    "The black is indolent and a dreamer; spending his meager wage on frivolity or drink; the European has a tradition of work and saving, which has pursued him as far as this corner of America and drives him to advance himself, even independently of his own individual aspirations." --Ernesto 'Che' Guevara

    "The episode upset us a little because the poor man, apart from being homosexual and a first-rate bore, had been very nice to us, giving us 10 soles each, bringing our total to 479 for me and 163 1/2 to Alberto." --Ernesto 'Che' Guevara

    "The first person we hit on was the mayor, someone called Cohen; we had heard a lot about him, that he was Jewish as far as money was concerned but a good sort." --Ernesto 'Che' Guevara

    "Blind hate against the enemy creates a forceful impulse that cracks the boundaries of natural human limitations, transforming the soldier in an effective, selective and cold killing machine. A people without hate cannot triumph against the adversary."


    Excerpt from something I wrote late at night once:
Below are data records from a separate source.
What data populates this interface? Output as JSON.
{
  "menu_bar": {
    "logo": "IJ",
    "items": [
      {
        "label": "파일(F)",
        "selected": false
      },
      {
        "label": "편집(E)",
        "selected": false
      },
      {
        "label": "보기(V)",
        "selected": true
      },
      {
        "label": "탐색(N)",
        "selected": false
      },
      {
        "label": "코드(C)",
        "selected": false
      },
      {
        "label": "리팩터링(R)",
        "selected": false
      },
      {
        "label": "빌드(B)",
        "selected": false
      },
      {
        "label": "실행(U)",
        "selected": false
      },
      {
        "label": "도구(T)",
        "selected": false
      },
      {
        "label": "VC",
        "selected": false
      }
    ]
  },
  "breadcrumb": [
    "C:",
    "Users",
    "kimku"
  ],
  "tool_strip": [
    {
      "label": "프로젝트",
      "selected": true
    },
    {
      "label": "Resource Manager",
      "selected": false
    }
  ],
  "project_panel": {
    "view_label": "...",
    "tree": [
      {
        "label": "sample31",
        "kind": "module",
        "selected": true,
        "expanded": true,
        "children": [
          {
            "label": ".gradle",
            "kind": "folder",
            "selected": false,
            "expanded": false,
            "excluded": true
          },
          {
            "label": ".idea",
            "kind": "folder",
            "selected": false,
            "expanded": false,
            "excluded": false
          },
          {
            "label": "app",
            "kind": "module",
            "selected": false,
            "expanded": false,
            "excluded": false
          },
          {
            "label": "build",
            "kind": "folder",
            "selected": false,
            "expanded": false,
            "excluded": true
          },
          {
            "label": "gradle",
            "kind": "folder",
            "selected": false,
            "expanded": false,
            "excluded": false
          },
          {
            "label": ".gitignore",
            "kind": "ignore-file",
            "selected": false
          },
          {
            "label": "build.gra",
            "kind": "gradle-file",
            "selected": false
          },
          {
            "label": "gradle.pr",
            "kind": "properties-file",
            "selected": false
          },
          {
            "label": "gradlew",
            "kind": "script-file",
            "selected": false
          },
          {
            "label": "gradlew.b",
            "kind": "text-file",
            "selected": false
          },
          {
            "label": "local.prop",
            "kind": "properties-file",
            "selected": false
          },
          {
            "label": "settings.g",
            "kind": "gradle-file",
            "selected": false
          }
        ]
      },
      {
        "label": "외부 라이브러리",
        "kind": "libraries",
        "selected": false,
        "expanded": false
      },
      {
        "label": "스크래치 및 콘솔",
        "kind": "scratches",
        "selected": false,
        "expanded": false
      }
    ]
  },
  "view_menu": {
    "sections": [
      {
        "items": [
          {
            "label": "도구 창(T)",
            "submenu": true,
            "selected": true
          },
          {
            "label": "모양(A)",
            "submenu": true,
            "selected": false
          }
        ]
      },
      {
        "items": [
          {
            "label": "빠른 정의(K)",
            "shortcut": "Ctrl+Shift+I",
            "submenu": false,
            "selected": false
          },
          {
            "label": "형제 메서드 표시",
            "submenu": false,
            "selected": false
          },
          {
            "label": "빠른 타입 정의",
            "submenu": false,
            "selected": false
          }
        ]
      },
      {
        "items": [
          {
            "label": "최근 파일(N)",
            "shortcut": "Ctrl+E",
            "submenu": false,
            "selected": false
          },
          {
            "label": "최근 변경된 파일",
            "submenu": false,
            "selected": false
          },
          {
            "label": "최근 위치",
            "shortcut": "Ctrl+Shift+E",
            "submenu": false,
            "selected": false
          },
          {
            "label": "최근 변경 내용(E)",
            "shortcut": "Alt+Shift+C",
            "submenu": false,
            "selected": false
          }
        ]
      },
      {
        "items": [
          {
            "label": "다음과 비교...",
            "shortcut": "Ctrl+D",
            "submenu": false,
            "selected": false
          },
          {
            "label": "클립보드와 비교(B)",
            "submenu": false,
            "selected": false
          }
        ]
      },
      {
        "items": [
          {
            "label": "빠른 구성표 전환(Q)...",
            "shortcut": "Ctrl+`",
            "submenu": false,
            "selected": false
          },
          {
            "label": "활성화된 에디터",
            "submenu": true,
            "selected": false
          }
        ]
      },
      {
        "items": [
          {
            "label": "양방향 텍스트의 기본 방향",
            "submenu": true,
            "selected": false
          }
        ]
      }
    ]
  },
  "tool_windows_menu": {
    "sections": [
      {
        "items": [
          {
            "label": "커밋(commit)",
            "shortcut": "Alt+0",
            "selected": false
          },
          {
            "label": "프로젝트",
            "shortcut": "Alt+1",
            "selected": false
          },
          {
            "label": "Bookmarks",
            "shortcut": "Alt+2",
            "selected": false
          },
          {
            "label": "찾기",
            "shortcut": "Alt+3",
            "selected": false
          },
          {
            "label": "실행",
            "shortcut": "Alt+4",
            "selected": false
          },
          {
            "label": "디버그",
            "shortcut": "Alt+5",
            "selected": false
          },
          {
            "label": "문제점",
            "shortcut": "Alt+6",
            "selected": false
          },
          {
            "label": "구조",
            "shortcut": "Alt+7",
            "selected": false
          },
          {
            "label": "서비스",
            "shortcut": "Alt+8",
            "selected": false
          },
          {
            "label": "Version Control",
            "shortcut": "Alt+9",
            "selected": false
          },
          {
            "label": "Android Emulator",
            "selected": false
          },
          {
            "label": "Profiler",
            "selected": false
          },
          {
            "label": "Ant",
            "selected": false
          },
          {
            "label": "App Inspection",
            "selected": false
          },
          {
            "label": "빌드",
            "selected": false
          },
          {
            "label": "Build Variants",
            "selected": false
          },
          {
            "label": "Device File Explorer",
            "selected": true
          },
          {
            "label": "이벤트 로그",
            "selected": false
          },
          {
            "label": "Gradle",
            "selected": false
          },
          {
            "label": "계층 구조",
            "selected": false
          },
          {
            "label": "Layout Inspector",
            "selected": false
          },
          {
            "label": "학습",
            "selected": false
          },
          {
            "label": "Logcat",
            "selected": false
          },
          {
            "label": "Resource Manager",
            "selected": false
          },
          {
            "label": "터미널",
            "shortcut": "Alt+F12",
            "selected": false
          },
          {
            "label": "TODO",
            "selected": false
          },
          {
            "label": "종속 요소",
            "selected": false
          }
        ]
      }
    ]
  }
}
    "...Che was eventually named “Supreme Prosecutor” and sentenced to death a documented 180 'suspected' war criminals from Fulgencio's regime. In fact, there is a video of Col. Cornelio Rojas being executed. Che ordered him to be executed without the right to a trial. http://www.youtube.com/watch?v=jmT0QHSTQa8 After he was done dishing out his fair share of capital punishment, he served in Cuba's government while writing several books about guerrilla warfare.

    During the period of the Cuban Missile Crisis, he was Anti-American and pro Soviet. He also wanted a nuclear war so that he could rebuild the earth after cleansing it.

    He was captured by the USA in Bolivia in 1965. The Bolivian Army executed him (he was killed by a drunken Bolivian sergeant)."

    ReplyDelete